Exfoliation: Knowing When Enough is Enough

Exfoliation rejuvenates those rock-hard heels, those elephant-skin elbows, those dry and scaly places, removing dead cells and opening pores so they can receive air, moisture, and nourishment. But how often, and how intensely should you exfoliate? Well, that depends on several factors, including skin type, age, and personal preference. Here’s a general overview of how to know how scrubby to go…

The Right Tool for the Job

One key element of developing a successful and satisfying exfoliation ritual, is to select the perfect scrubber. At Baudelaire, we’ve curated and crafted a range of top quality accessories, including wash cloths, sponges, gloves, mitts, and brushes.

From years of testing each tool, we’ve come up with an index to help people choose the right fit for their skin. For instance, our Sisal Wash Cloth rates at about a 2, making it an extremely soft accessory, a likely fit for facial use or for someone with a sensitive epidermis.

On the other end of the spectrum, you’ll find the Sisal & Horsehair Bath Glove, which rates at about an 8, giving it more serious exfoliating power. In the middle are the Cedar Bath Brushes, which come in at about a 4—a great choice for regular use and excellent for the home spa.

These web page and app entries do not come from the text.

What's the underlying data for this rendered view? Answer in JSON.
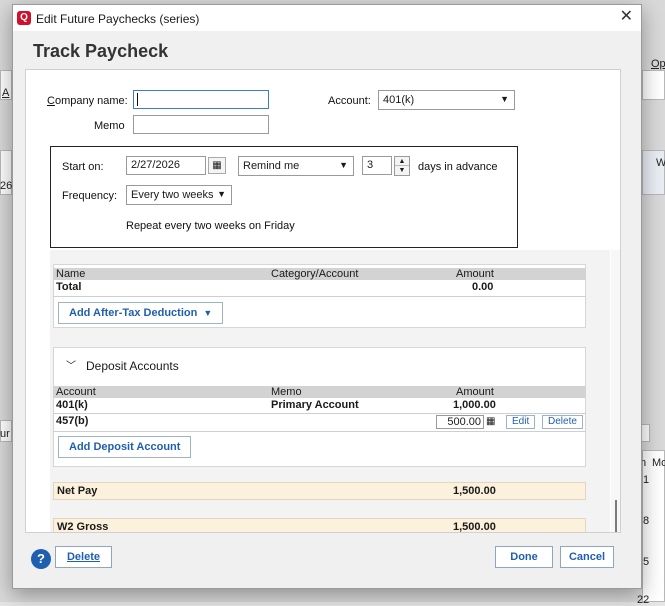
{
  "window": {
    "title": "Edit Future Paychecks (series)",
    "logo_letter": "Q",
    "close_glyph": "✕"
  },
  "heading": "Track Paycheck",
  "form": {
    "company_label": "Company name:",
    "company_value": "",
    "memo_label": "Memo",
    "memo_value": "",
    "account_label": "Account:",
    "account_value": "401(k)"
  },
  "schedule": {
    "start_label": "Start on:",
    "start_value": "2/27/2026",
    "remind_value": "Remind me",
    "days_value": "3",
    "days_suffix": "days in advance",
    "frequency_label": "Frequency:",
    "frequency_value": "Every two weeks",
    "repeat_text": "Repeat every two weeks on Friday"
  },
  "after_tax": {
    "columns": [
      "Name",
      "Category/Account",
      "Amount"
    ],
    "total_label": "Total",
    "total_amount": "0.00",
    "add_button": "Add After-Tax Deduction"
  },
  "deposit": {
    "section_title": "Deposit Accounts",
    "columns": [
      "Account",
      "Memo",
      "Amount"
    ],
    "rows": [
      {
        "account": "401(k)",
        "memo": "Primary Account",
        "amount": "1,000.00"
      },
      {
        "account": "457(b)",
        "memo": "",
        "amount": "500.00"
      }
    ],
    "edit_label": "Edit",
    "delete_label": "Delete",
    "add_button": "Add Deposit Account"
  },
  "summary": {
    "net_pay_label": "Net Pay",
    "net_pay_amount": "1,500.00",
    "w2_label": "W2 Gross",
    "w2_amount": "1,500.00"
  },
  "footer": {
    "help_glyph": "?",
    "delete_label": "Delete",
    "done_label": "Done",
    "cancel_label": "Cancel"
  },
  "background": {
    "top_right_text": "Op",
    "left_a": "A",
    "left_26": "26",
    "left_ur": "ur",
    "right_w": "W",
    "right_n": "n",
    "right_mo": "Mo",
    "right_1": "1",
    "right_8": "8",
    "right_5": "5",
    "right_22": "22"
  },
  "colors": {
    "accent_blue": "#1f5fb0",
    "brand_red": "#d0112b",
    "summary_row": "#fbf1dc"
  }
}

Which one sounds like you? You may have to try a few to zero in on your perfect match. But once you’ve found it, don’t forget that frequency of use also plays an important role.

How Often is Too Often?

This truly depends on your own skin. Is it dry, oily, sensitive, rough? Our skin is as unique as ourselves, so you have to go by what works for you. A good approach is to start small and work your way up. If you are just introducing exfoliation into your routine, try adding it once or twice a week.

If your skin seems to respond well, you might try incorporating an additional dry brushing session. However, if your skin tends to be sensitive and reacts negatively, it may be time for a timeout.

According to Jamie Starkey, Lead Acupuncturist at the Cleveland Clinic’s Center for Integrative Medicine, you shouldn’t “ever brush over areas of infection, redness or general irritation.” And if your skin becomes irritated or inflamed as a result of exfoliation, you should stop until it is fully healed and then reintroduce the practice using a gentler alternative.

Once you have a pattern down, don’t get too comfortable because you may need to revisit it. Remember that your skin changes over time. A shift in season can easily bring on unexpected dryness, leaving your skin more vulnerable. Or a change in hormones (this happens as you age) might upset your usual routine, affecting the way your skin reacts to products or rituals that may have previously worked well.

What’s the golden rule? Listen to your skin…ALWAYS! Keep this in the back of your mind as a mantra and adjust accordingly. And have fun! Exploring new ways to enhance your well-being is an opportunity to find out what makes you (and your skin) feel good.